== Task to complete ==
Should a line in the entries below contain "values", return that line.

(Entries from a dataset of interfaces)
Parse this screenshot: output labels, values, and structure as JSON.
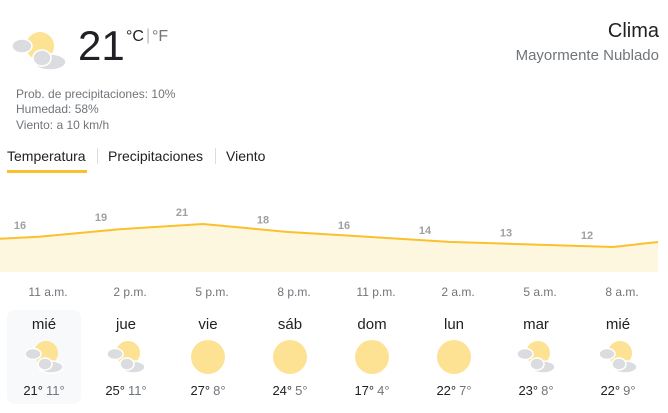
{
  "current": {
    "temp": "21",
    "unit_c": "°C",
    "unit_sep": "|",
    "unit_f": "°F",
    "icon": "partly-cloudy-icon",
    "precip": "Prob. de precipitaciones: 10%",
    "humidity": "Humedad: 58%",
    "wind": "Viento: a 10 km/h"
  },
  "header": {
    "title": "Clima",
    "condition": "Mayormente Nublado"
  },
  "tabs": [
    {
      "label": "Temperatura",
      "selected": true
    },
    {
      "label": "Precipitaciones",
      "selected": false
    },
    {
      "label": "Viento",
      "selected": false
    }
  ],
  "chart_data": {
    "type": "area",
    "color": "#fbc02d",
    "fill": "#fef7e0",
    "x": [
      "11 a.m.",
      "2 p.m.",
      "5 p.m.",
      "8 p.m.",
      "11 p.m.",
      "2 a.m.",
      "5 a.m.",
      "8 a.m."
    ],
    "values": [
      16,
      19,
      21,
      18,
      16,
      14,
      13,
      12
    ],
    "value_labels": [
      "16",
      "19",
      "21",
      "18",
      "16",
      "14",
      "13",
      "12"
    ]
  },
  "forecast": [
    {
      "day": "mié",
      "icon": "partly-cloudy-icon",
      "hi": "21°",
      "lo": "11°",
      "selected": true
    },
    {
      "day": "jue",
      "icon": "partly-cloudy-icon",
      "hi": "25°",
      "lo": "11°"
    },
    {
      "day": "vie",
      "icon": "sunny-icon",
      "hi": "27°",
      "lo": "8°"
    },
    {
      "day": "sáb",
      "icon": "sunny-icon",
      "hi": "24°",
      "lo": "5°"
    },
    {
      "day": "dom",
      "icon": "sunny-icon",
      "hi": "17°",
      "lo": "4°"
    },
    {
      "day": "lun",
      "icon": "sunny-icon",
      "hi": "22°",
      "lo": "7°"
    },
    {
      "day": "mar",
      "icon": "partly-cloudy-icon",
      "hi": "23°",
      "lo": "8°"
    },
    {
      "day": "mié",
      "icon": "partly-cloudy-icon",
      "hi": "22°",
      "lo": "9°"
    }
  ],
  "colors": {
    "sun": "#fde293",
    "cloud": "#dadce0",
    "accent": "#fbc02d"
  }
}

== Task answer ==
Parse this screenshot: output labels, values, and structure as JSON.
    "values": [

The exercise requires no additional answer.